* **Exercise**
Below are the records; retype each one exactly.

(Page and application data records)
____

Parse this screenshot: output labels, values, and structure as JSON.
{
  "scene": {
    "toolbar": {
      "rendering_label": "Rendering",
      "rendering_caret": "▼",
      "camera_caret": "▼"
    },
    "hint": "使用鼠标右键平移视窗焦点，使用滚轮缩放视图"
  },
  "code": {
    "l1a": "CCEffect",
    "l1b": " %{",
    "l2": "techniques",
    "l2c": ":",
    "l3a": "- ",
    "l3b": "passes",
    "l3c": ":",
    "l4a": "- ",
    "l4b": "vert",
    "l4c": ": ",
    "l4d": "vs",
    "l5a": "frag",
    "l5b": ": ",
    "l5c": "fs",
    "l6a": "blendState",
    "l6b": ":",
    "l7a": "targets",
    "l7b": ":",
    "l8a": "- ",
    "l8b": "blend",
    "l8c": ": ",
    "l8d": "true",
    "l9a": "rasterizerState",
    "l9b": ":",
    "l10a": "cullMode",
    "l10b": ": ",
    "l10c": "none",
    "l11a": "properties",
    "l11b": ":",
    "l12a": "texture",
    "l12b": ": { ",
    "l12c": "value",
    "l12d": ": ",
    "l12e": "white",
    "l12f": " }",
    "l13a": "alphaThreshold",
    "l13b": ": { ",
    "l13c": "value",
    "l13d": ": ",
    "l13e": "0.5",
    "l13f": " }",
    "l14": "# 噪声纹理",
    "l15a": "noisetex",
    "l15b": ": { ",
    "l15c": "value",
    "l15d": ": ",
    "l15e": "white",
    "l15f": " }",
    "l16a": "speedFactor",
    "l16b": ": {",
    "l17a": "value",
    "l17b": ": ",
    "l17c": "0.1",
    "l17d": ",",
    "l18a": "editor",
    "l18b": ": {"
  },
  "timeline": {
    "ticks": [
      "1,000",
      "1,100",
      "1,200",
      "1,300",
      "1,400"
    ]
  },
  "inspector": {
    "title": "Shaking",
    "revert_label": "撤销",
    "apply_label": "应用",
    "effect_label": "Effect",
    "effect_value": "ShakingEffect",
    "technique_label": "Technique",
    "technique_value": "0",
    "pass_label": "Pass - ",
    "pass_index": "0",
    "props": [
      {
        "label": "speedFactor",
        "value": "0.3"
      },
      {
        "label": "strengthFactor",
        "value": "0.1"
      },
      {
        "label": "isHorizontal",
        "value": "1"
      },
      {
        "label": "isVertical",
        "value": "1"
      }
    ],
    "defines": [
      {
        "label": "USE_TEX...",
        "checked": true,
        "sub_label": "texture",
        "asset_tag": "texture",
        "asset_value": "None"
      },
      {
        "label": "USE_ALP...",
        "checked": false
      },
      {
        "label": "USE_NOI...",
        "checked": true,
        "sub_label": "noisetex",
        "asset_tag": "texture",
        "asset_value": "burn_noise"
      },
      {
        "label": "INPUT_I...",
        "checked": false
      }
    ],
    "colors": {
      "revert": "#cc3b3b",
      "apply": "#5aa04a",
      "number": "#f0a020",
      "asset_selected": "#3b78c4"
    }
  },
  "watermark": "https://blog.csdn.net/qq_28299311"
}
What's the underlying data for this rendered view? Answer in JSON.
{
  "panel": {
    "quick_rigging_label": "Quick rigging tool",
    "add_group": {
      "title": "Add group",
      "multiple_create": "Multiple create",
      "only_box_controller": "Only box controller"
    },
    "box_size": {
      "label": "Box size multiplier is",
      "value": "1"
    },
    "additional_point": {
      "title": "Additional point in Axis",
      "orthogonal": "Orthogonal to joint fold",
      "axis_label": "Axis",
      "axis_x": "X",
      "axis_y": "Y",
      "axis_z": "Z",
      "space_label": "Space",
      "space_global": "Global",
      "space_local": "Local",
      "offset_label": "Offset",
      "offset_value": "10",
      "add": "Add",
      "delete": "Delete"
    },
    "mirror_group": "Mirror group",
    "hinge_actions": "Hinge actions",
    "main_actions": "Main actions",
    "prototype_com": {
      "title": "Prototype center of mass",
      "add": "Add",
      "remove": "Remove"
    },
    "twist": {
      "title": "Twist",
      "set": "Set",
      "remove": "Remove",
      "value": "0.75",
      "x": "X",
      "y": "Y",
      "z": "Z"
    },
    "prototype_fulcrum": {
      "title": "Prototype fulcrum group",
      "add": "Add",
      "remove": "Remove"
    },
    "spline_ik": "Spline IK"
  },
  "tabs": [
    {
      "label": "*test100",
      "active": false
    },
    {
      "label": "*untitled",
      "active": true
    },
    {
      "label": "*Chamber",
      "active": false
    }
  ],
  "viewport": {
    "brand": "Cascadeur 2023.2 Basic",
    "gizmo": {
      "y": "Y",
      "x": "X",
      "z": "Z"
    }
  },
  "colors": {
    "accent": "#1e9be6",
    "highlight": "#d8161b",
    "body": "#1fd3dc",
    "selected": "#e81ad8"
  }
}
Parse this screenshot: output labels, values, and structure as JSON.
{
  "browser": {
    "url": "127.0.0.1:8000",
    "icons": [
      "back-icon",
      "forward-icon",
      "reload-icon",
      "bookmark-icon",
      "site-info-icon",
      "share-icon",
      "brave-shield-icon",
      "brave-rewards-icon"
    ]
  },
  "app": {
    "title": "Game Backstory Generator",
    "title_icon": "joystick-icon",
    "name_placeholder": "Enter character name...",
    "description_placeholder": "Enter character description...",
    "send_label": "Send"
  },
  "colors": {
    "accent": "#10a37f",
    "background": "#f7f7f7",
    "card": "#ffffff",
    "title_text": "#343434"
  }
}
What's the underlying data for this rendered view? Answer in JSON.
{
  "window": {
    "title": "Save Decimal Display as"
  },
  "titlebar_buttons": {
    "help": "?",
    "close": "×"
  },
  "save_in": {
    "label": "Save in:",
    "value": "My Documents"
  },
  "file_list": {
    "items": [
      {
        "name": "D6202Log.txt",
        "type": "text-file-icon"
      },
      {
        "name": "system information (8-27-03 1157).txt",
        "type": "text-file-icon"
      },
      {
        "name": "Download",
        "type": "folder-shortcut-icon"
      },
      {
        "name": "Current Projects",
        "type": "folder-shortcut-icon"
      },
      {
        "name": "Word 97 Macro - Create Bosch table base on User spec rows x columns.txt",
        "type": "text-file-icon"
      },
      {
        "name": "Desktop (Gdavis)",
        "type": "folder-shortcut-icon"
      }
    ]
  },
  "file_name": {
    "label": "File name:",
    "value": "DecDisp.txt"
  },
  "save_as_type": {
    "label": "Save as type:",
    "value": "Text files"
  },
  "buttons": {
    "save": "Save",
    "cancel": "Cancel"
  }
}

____

* **Task solution**
Parse this screenshot: output labels, values, and structure as JSON.
{
  "scene": {
    "toolbar": {
      "rendering_label": "Rendering",
      "rendering_caret": "▼",
      "camera_caret": "▼"
    },
    "hint": "使用鼠标右键平移视窗焦点，使用滚轮缩放视图"
  },
  "code": {
    "l1a": "CCEffect",
    "l1b": " %{",
    "l2": "techniques",
    "l2c": ":",
    "l3a": "- ",
    "l3b": "passes",
    "l3c": ":",
    "l4a": "- ",
    "l4b": "vert",
    "l4c": ": ",
    "l4d": "vs",
    "l5a": "frag",
    "l5b": ": ",
    "l5c": "fs",
    "l6a": "blendState",
    "l6b": ":",
    "l7a": "targets",
    "l7b": ":",
    "l8a": "- ",
    "l8b": "blend",
    "l8c": ": ",
    "l8d": "true",
    "l9a": "rasterizerState",
    "l9b": ":",
    "l10a": "cullMode",
    "l10b": ": ",
    "l10c": "none",
    "l11a": "properties",
    "l11b": ":",
    "l12a": "texture",
    "l12b": ": { ",
    "l12c": "value",
    "l12d": ": ",
    "l12e": "white",
    "l12f": " }",
    "l13a": "alphaThreshold",
    "l13b": ": { ",
    "l13c": "value",
    "l13d": ": ",
    "l13e": "0.5",
    "l13f": " }",
    "l14": "# 噪声纹理",
    "l15a": "noisetex",
    "l15b": ": { ",
    "l15c": "value",
    "l15d": ": ",
    "l15e": "white",
    "l15f": " }",
    "l16a": "speedFactor",
    "l16b": ": {",
    "l17a": "value",
    "l17b": ": ",
    "l17c": "0.1",
    "l17d": ",",
    "l18a": "editor",
    "l18b": ": {"
  },
  "timeline": {
    "ticks": [
      "1,000",
      "1,100",
      "1,200",
      "1,300",
      "1,400"
    ]
  },
  "inspector": {
    "title": "Shaking",
    "revert_label": "撤销",
    "apply_label": "应用",
    "effect_label": "Effect",
    "effect_value": "ShakingEffect",
    "technique_label": "Technique",
    "technique_value": "0",
    "pass_label": "Pass - ",
    "pass_index": "0",
    "props": [
      {
        "label": "speedFactor",
        "value": "0.3"
      },
      {
        "label": "strengthFactor",
        "value": "0.1"
      },
      {
        "label": "isHorizontal",
        "value": "1"
      },
      {
        "label": "isVertical",
        "value": "1"
      }
    ],
    "defines": [
      {
        "label": "USE_TEX...",
        "checked": true,
        "sub_label": "texture",
        "asset_tag": "texture",
        "asset_value": "None"
      },
      {
        "label": "USE_ALP...",
        "checked": false
      },
      {
        "label": "USE_NOI...",
        "checked": true,
        "sub_label": "noisetex",
        "asset_tag": "texture",
        "asset_value": "burn_noise"
      },
      {
        "label": "INPUT_I...",
        "checked": false
      }
    ],
    "colors": {
      "revert": "#cc3b3b",
      "apply": "#5aa04a",
      "number": "#f0a020",
      "asset_selected": "#3b78c4"
    }
  },
  "watermark": "https://blog.csdn.net/qq_28299311"
}
What's the underlying data for this rendered view? Answer in JSON.
{
  "panel": {
    "quick_rigging_label": "Quick rigging tool",
    "add_group": {
      "title": "Add group",
      "multiple_create": "Multiple create",
      "only_box_controller": "Only box controller"
    },
    "box_size": {
      "label": "Box size multiplier is",
      "value": "1"
    },
    "additional_point": {
      "title": "Additional point in Axis",
      "orthogonal": "Orthogonal to joint fold",
      "axis_label": "Axis",
      "axis_x": "X",
      "axis_y": "Y",
      "axis_z": "Z",
      "space_label": "Space",
      "space_global": "Global",
      "space_local": "Local",
      "offset_label": "Offset",
      "offset_value": "10",
      "add": "Add",
      "delete": "Delete"
    },
    "mirror_group": "Mirror group",
    "hinge_actions": "Hinge actions",
    "main_actions": "Main actions",
    "prototype_com": {
      "title": "Prototype center of mass",
      "add": "Add",
      "remove": "Remove"
    },
    "twist": {
      "title": "Twist",
      "set": "Set",
      "remove": "Remove",
      "value": "0.75",
      "x": "X",
      "y": "Y",
      "z": "Z"
    },
    "prototype_fulcrum": {
      "title": "Prototype fulcrum group",
      "add": "Add",
      "remove": "Remove"
    },
    "spline_ik": "Spline IK"
  },
  "tabs": [
    {
      "label": "*test100",
      "active": false
    },
    {
      "label": "*untitled",
      "active": true
    },
    {
      "label": "*Chamber",
      "active": false
    }
  ],
  "viewport": {
    "brand": "Cascadeur 2023.2 Basic",
    "gizmo": {
      "y": "Y",
      "x": "X",
      "z": "Z"
    }
  },
  "colors": {
    "accent": "#1e9be6",
    "highlight": "#d8161b",
    "body": "#1fd3dc",
    "selected": "#e81ad8"
  }
}
Parse this screenshot: output labels, values, and structure as JSON.
{
  "browser": {
    "url": "127.0.0.1:8000",
    "icons": [
      "back-icon",
      "forward-icon",
      "reload-icon",
      "bookmark-icon",
      "site-info-icon",
      "share-icon",
      "brave-shield-icon",
      "brave-rewards-icon"
    ]
  },
  "app": {
    "title": "Game Backstory Generator",
    "title_icon": "joystick-icon",
    "name_placeholder": "Enter character name...",
    "description_placeholder": "Enter character description...",
    "send_label": "Send"
  },
  "colors": {
    "accent": "#10a37f",
    "background": "#f7f7f7",
    "card": "#ffffff",
    "title_text": "#343434"
  }
}
What's the underlying data for this rendered view? Answer in JSON.
{
  "window": {
    "title": "Save Decimal Display as"
  },
  "titlebar_buttons": {
    "help": "?",
    "close": "×"
  },
  "save_in": {
    "label": "Save in:",
    "value": "My Documents"
  },
  "file_list": {
    "items": [
      {
        "name": "D6202Log.txt",
        "type": "text-file-icon"
      },
      {
        "name": "system information (8-27-03 1157).txt",
        "type": "text-file-icon"
      },
      {
        "name": "Download",
        "type": "folder-shortcut-icon"
      },
      {
        "name": "Current Projects",
        "type": "folder-shortcut-icon"
      },
      {
        "name": "Word 97 Macro - Create Bosch table base on User spec rows x columns.txt",
        "type": "text-file-icon"
      },
      {
        "name": "Desktop (Gdavis)",
        "type": "folder-shortcut-icon"
      }
    ]
  },
  "file_name": {
    "label": "File name:",
    "value": "DecDisp.txt"
  },
  "save_as_type": {
    "label": "Save as type:",
    "value": "Text files"
  },
  "buttons": {
    "save": "Save",
    "cancel": "Cancel"
  }
}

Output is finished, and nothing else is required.